=== WHAT IS NEEDED ===
Give the records again. Keep them exact and leave out the images.

=== MATERIAL FOR THE TASK ===

━━━━━━

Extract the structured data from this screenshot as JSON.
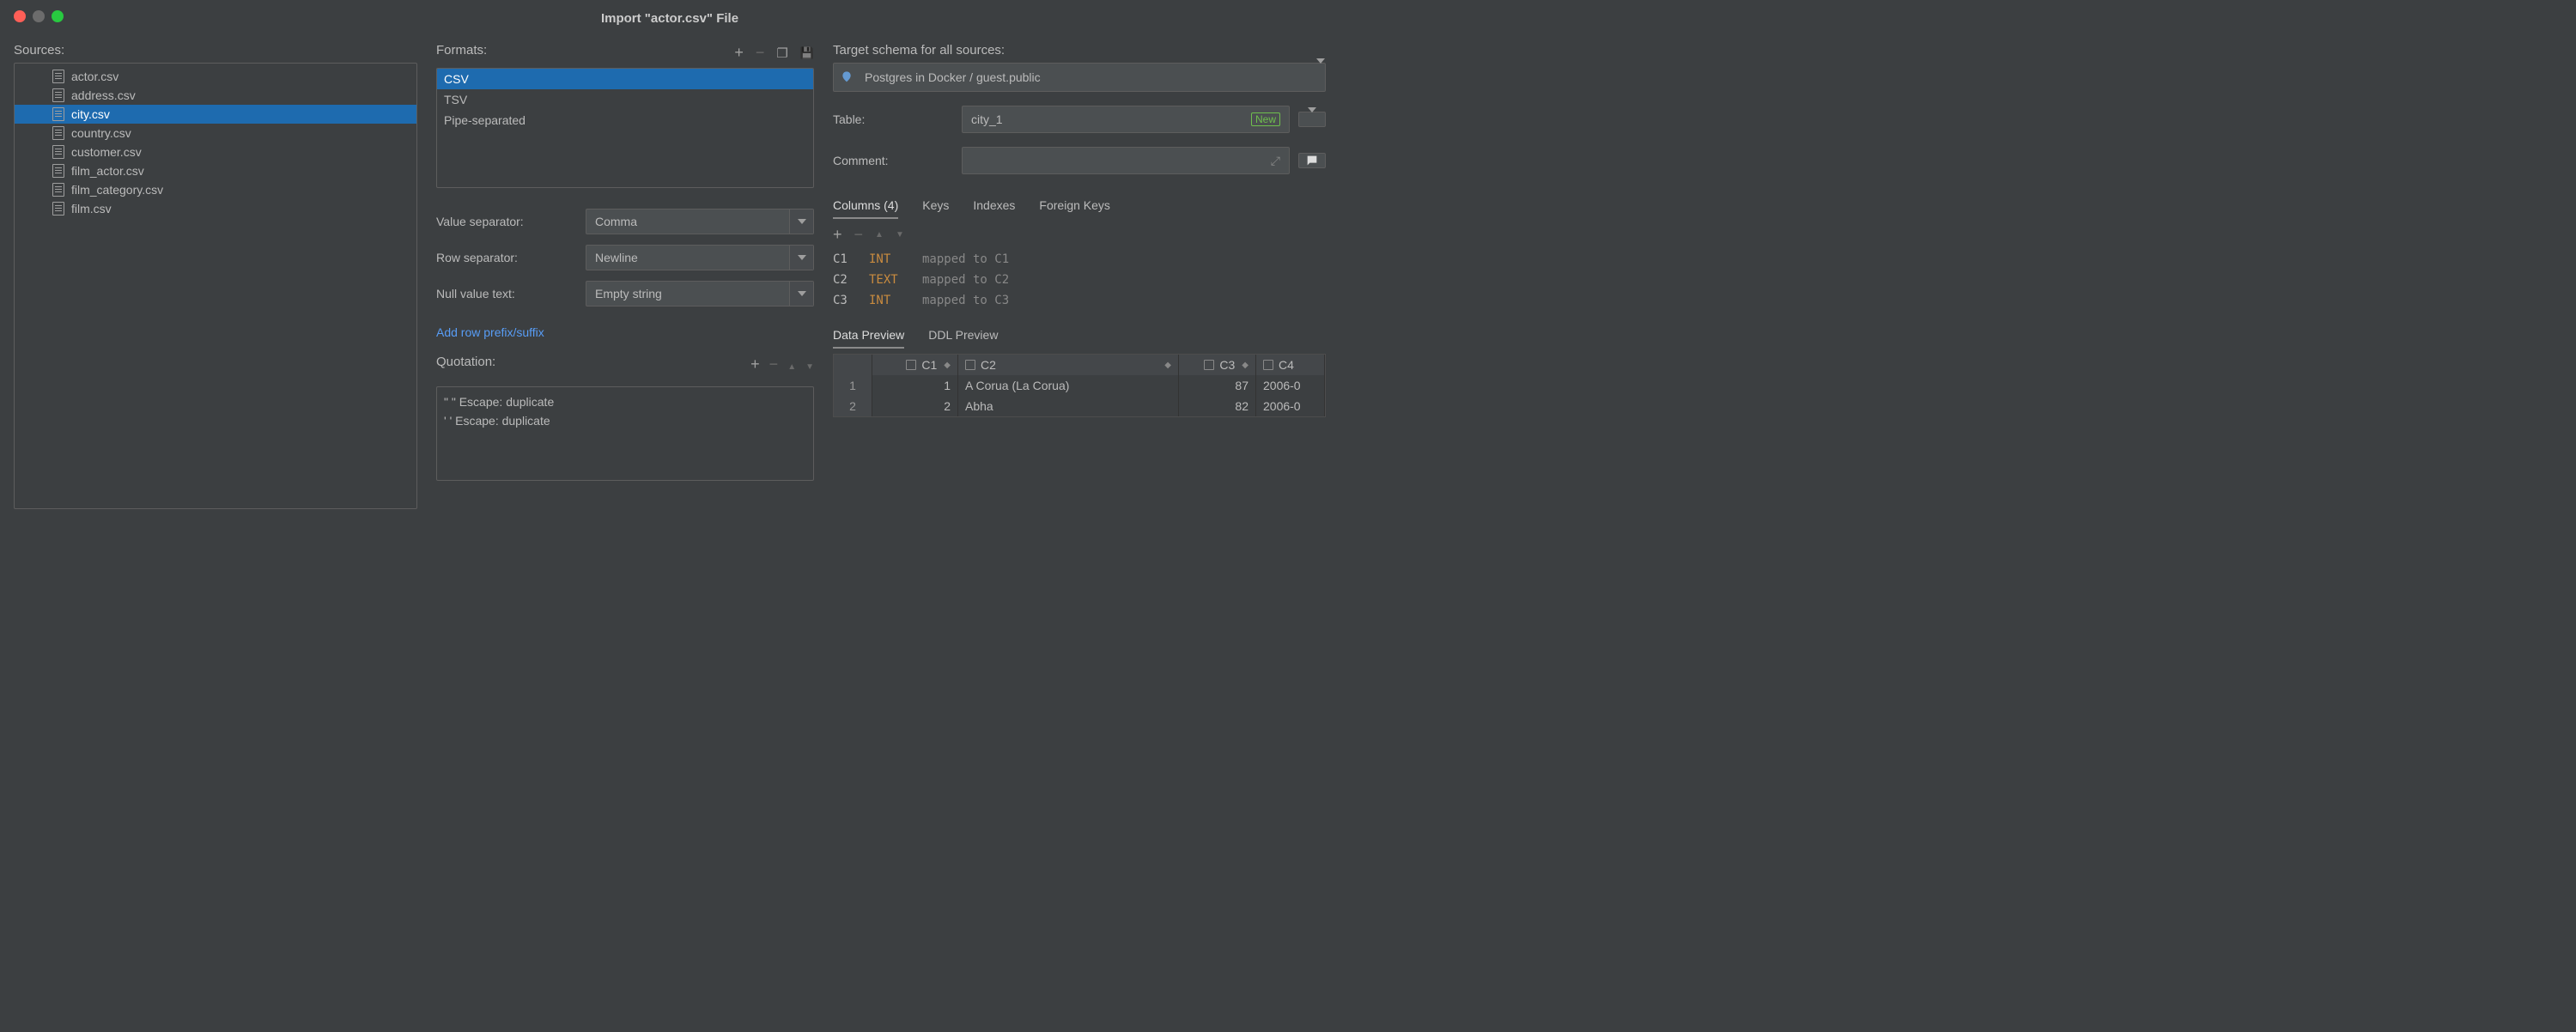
{
  "title": "Import \"actor.csv\" File",
  "sources": {
    "label": "Sources:",
    "items": [
      {
        "name": "actor.csv",
        "selected": false
      },
      {
        "name": "address.csv",
        "selected": false
      },
      {
        "name": "city.csv",
        "selected": true
      },
      {
        "name": "country.csv",
        "selected": false
      },
      {
        "name": "customer.csv",
        "selected": false
      },
      {
        "name": "film_actor.csv",
        "selected": false
      },
      {
        "name": "film_category.csv",
        "selected": false
      },
      {
        "name": "film.csv",
        "selected": false
      }
    ]
  },
  "formats": {
    "label": "Formats:",
    "items": [
      {
        "name": "CSV",
        "selected": true
      },
      {
        "name": "TSV",
        "selected": false
      },
      {
        "name": "Pipe-separated",
        "selected": false
      }
    ]
  },
  "valueSep": {
    "label": "Value separator:",
    "value": "Comma"
  },
  "rowSep": {
    "label": "Row separator:",
    "value": "Newline"
  },
  "nullText": {
    "label": "Null value text:",
    "value": "Empty string"
  },
  "addRowLink": "Add row prefix/suffix",
  "quotation": {
    "label": "Quotation:",
    "rows": [
      "\"  \"  Escape: duplicate",
      "'  '  Escape: duplicate"
    ]
  },
  "targetSchema": {
    "label": "Target schema for all sources:",
    "value": "Postgres in Docker / guest.public"
  },
  "table": {
    "label": "Table:",
    "value": "city_1",
    "badge": "New"
  },
  "comment": {
    "label": "Comment:",
    "value": ""
  },
  "colTabs": {
    "tabs": [
      "Columns (4)",
      "Keys",
      "Indexes",
      "Foreign Keys"
    ],
    "active": 0
  },
  "mappings": [
    {
      "col": "C1",
      "type": "INT",
      "text": "mapped to C1"
    },
    {
      "col": "C2",
      "type": "TEXT",
      "text": "mapped to C2"
    },
    {
      "col": "C3",
      "type": "INT",
      "text": "mapped to C3"
    }
  ],
  "preview": {
    "tabs": [
      "Data Preview",
      "DDL Preview"
    ],
    "active": 0,
    "headers": [
      "",
      "C1",
      "C2",
      "C3",
      "C4"
    ],
    "rows": [
      {
        "n": "1",
        "c1": "1",
        "c2": "A Corua (La Corua)",
        "c3": "87",
        "c4": "2006-0"
      },
      {
        "n": "2",
        "c1": "2",
        "c2": "Abha",
        "c3": "82",
        "c4": "2006-0"
      }
    ]
  }
}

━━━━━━

=== TASK OUTPUT ===
Extract the structured data from this screenshot as JSON.
{
  "title": "Import \"actor.csv\" File",
  "sources": {
    "label": "Sources:",
    "items": [
      {
        "name": "actor.csv",
        "selected": false
      },
      {
        "name": "address.csv",
        "selected": false
      },
      {
        "name": "city.csv",
        "selected": true
      },
      {
        "name": "country.csv",
        "selected": false
      },
      {
        "name": "customer.csv",
        "selected": false
      },
      {
        "name": "film_actor.csv",
        "selected": false
      },
      {
        "name": "film_category.csv",
        "selected": false
      },
      {
        "name": "film.csv",
        "selected": false
      }
    ]
  },
  "formats": {
    "label": "Formats:",
    "items": [
      {
        "name": "CSV",
        "selected": true
      },
      {
        "name": "TSV",
        "selected": false
      },
      {
        "name": "Pipe-separated",
        "selected": false
      }
    ]
  },
  "valueSep": {
    "label": "Value separator:",
    "value": "Comma"
  },
  "rowSep": {
    "label": "Row separator:",
    "value": "Newline"
  },
  "nullText": {
    "label": "Null value text:",
    "value": "Empty string"
  },
  "addRowLink": "Add row prefix/suffix",
  "quotation": {
    "label": "Quotation:",
    "rows": [
      "\"  \"  Escape: duplicate",
      "'  '  Escape: duplicate"
    ]
  },
  "targetSchema": {
    "label": "Target schema for all sources:",
    "value": "Postgres in Docker / guest.public"
  },
  "table": {
    "label": "Table:",
    "value": "city_1",
    "badge": "New"
  },
  "comment": {
    "label": "Comment:",
    "value": ""
  },
  "colTabs": {
    "tabs": [
      "Columns (4)",
      "Keys",
      "Indexes",
      "Foreign Keys"
    ],
    "active": 0
  },
  "mappings": [
    {
      "col": "C1",
      "type": "INT",
      "text": "mapped to C1"
    },
    {
      "col": "C2",
      "type": "TEXT",
      "text": "mapped to C2"
    },
    {
      "col": "C3",
      "type": "INT",
      "text": "mapped to C3"
    }
  ],
  "preview": {
    "tabs": [
      "Data Preview",
      "DDL Preview"
    ],
    "active": 0,
    "headers": [
      "",
      "C1",
      "C2",
      "C3",
      "C4"
    ],
    "rows": [
      {
        "n": "1",
        "c1": "1",
        "c2": "A Corua (La Corua)",
        "c3": "87",
        "c4": "2006-0"
      },
      {
        "n": "2",
        "c1": "2",
        "c2": "Abha",
        "c3": "82",
        "c4": "2006-0"
      }
    ]
  }
}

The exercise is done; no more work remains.